What to produce:
Across the listing below, how many lines include the word "echo"? The answer is that number, with nothing added.

Input:

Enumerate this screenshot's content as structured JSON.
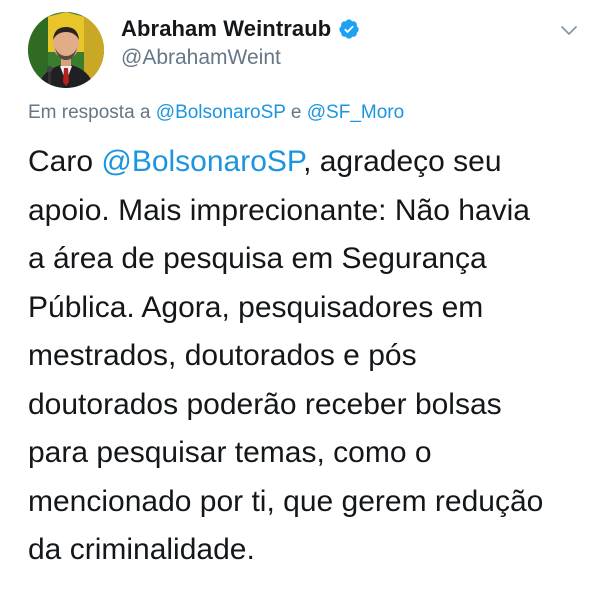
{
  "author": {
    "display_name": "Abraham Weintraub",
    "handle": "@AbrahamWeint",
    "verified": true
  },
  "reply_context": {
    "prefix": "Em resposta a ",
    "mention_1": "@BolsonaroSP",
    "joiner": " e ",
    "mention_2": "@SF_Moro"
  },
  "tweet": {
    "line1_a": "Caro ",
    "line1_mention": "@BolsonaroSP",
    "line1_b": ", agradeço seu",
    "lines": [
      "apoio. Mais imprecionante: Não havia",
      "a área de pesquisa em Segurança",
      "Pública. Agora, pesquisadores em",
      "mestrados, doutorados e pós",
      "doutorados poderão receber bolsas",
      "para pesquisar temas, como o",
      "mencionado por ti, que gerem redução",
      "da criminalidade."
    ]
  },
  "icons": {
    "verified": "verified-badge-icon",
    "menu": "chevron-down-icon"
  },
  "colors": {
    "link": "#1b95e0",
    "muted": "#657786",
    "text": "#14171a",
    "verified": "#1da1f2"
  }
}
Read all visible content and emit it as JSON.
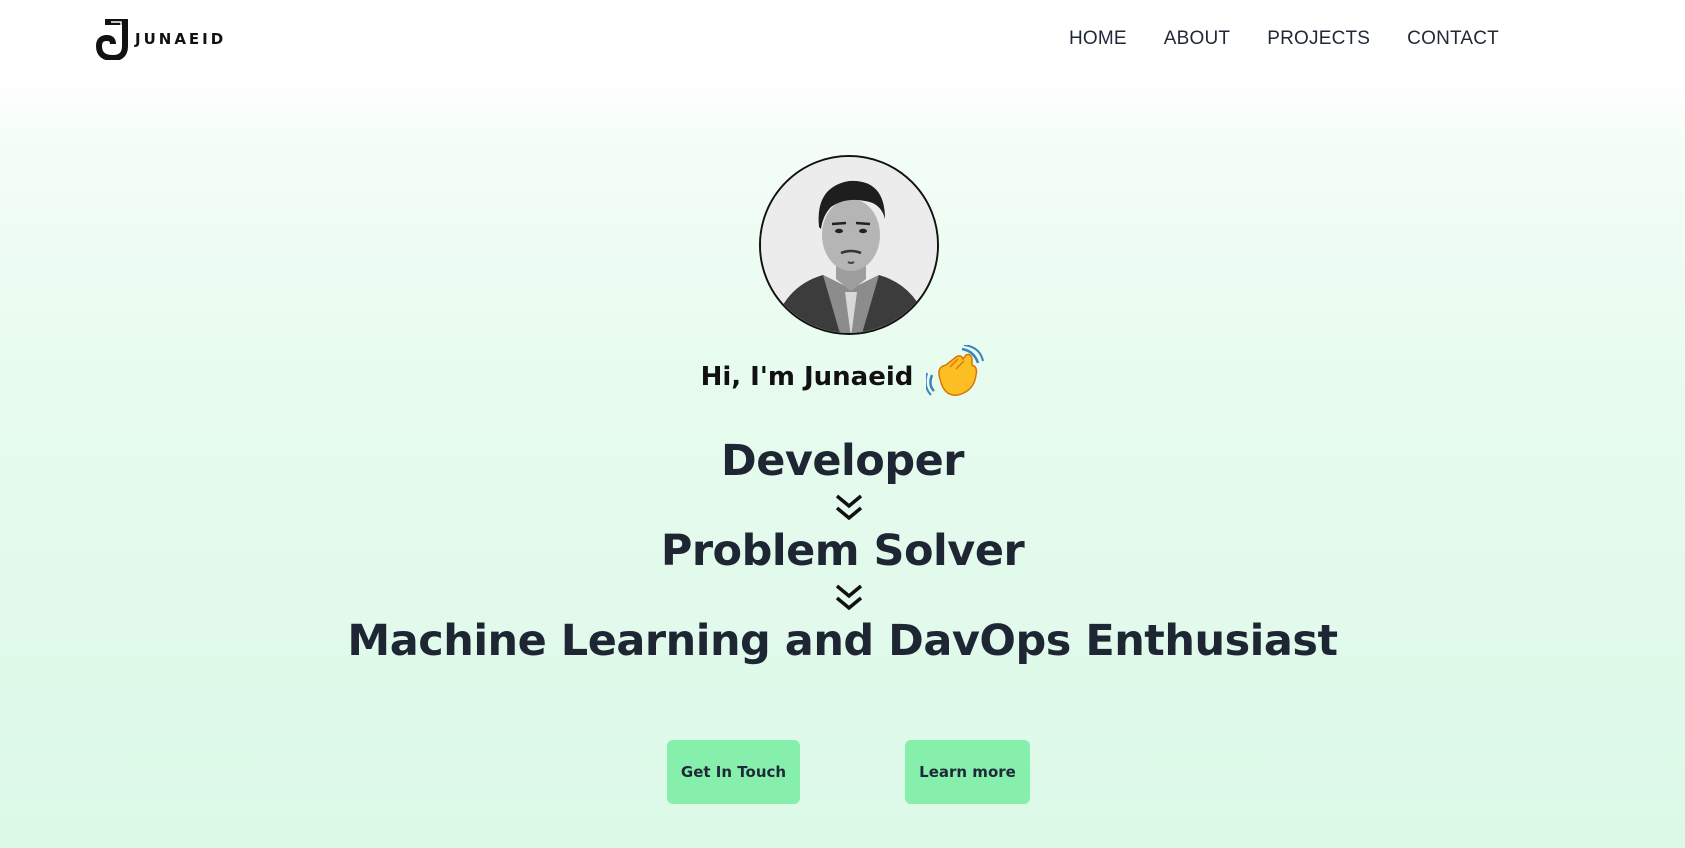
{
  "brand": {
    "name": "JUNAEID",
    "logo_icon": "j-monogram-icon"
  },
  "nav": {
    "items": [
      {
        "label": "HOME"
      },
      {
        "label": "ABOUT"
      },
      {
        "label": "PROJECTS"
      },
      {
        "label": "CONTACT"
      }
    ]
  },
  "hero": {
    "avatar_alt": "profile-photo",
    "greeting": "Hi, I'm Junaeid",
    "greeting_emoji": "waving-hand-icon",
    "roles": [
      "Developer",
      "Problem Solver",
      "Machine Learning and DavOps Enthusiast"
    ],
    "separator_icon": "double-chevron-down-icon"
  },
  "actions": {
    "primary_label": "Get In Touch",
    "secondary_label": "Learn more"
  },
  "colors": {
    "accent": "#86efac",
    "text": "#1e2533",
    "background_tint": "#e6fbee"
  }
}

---

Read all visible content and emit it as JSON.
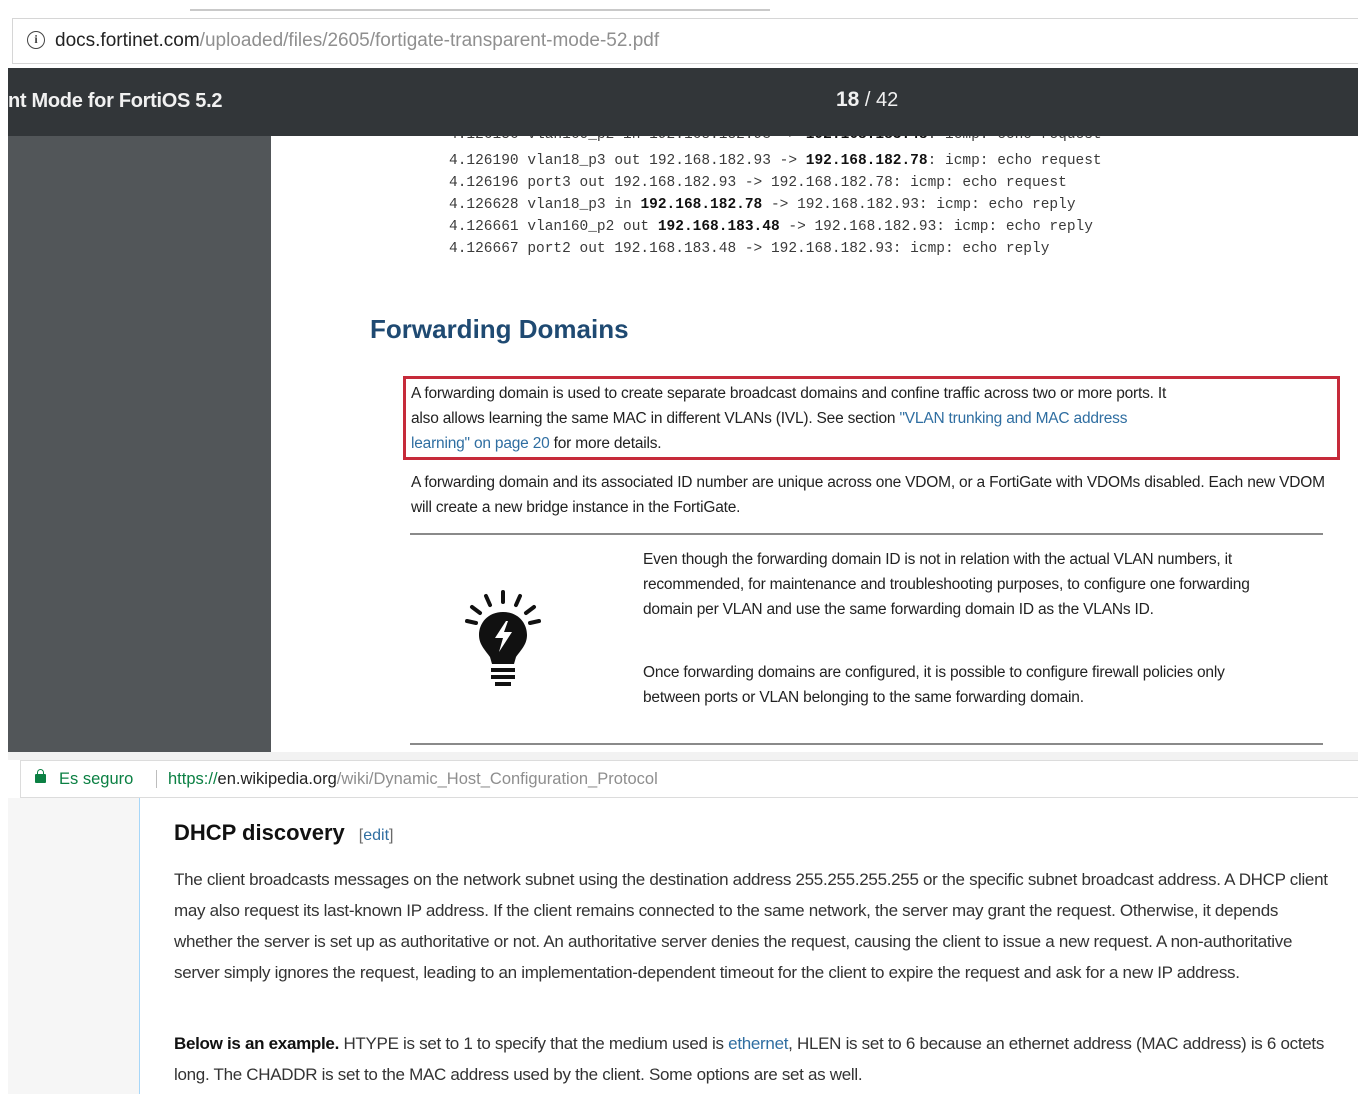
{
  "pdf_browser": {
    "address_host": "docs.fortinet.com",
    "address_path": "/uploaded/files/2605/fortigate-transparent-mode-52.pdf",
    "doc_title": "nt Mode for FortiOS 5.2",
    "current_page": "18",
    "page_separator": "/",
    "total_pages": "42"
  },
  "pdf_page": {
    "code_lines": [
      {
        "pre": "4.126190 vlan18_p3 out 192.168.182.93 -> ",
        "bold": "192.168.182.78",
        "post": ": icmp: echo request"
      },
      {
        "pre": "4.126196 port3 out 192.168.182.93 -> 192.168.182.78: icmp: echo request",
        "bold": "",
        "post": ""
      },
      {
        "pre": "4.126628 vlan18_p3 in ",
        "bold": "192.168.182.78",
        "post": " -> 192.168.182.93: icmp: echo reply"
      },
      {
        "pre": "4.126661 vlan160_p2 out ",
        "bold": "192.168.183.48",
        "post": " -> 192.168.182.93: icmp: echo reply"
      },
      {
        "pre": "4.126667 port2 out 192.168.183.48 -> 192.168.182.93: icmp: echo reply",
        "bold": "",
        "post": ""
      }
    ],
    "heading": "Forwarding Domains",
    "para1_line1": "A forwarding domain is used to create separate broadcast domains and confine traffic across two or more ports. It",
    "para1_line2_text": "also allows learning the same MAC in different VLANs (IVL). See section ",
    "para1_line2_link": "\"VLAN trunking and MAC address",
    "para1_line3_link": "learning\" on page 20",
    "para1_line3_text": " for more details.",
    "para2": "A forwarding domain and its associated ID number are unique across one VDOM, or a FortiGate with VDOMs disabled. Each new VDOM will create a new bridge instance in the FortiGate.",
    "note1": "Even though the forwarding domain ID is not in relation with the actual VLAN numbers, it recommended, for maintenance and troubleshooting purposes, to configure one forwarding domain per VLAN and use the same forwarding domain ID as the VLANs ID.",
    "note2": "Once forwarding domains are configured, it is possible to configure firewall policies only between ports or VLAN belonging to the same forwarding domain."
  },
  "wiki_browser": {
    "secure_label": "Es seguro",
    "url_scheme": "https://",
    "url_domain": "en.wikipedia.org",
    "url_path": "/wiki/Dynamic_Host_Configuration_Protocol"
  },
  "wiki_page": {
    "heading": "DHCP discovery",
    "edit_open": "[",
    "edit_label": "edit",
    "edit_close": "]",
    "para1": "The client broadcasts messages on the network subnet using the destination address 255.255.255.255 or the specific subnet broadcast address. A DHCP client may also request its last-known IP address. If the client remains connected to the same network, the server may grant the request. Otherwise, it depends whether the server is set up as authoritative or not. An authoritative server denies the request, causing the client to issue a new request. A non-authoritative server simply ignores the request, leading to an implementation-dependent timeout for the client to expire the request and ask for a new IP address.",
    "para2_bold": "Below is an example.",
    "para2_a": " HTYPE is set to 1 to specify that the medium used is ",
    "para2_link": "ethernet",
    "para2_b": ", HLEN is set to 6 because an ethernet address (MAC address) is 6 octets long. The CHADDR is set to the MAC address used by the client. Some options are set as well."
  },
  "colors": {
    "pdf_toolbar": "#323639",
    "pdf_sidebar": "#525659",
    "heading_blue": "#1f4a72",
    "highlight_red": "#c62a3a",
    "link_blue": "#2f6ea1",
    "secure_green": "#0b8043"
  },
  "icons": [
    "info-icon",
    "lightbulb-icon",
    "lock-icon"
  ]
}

Result of the task:
5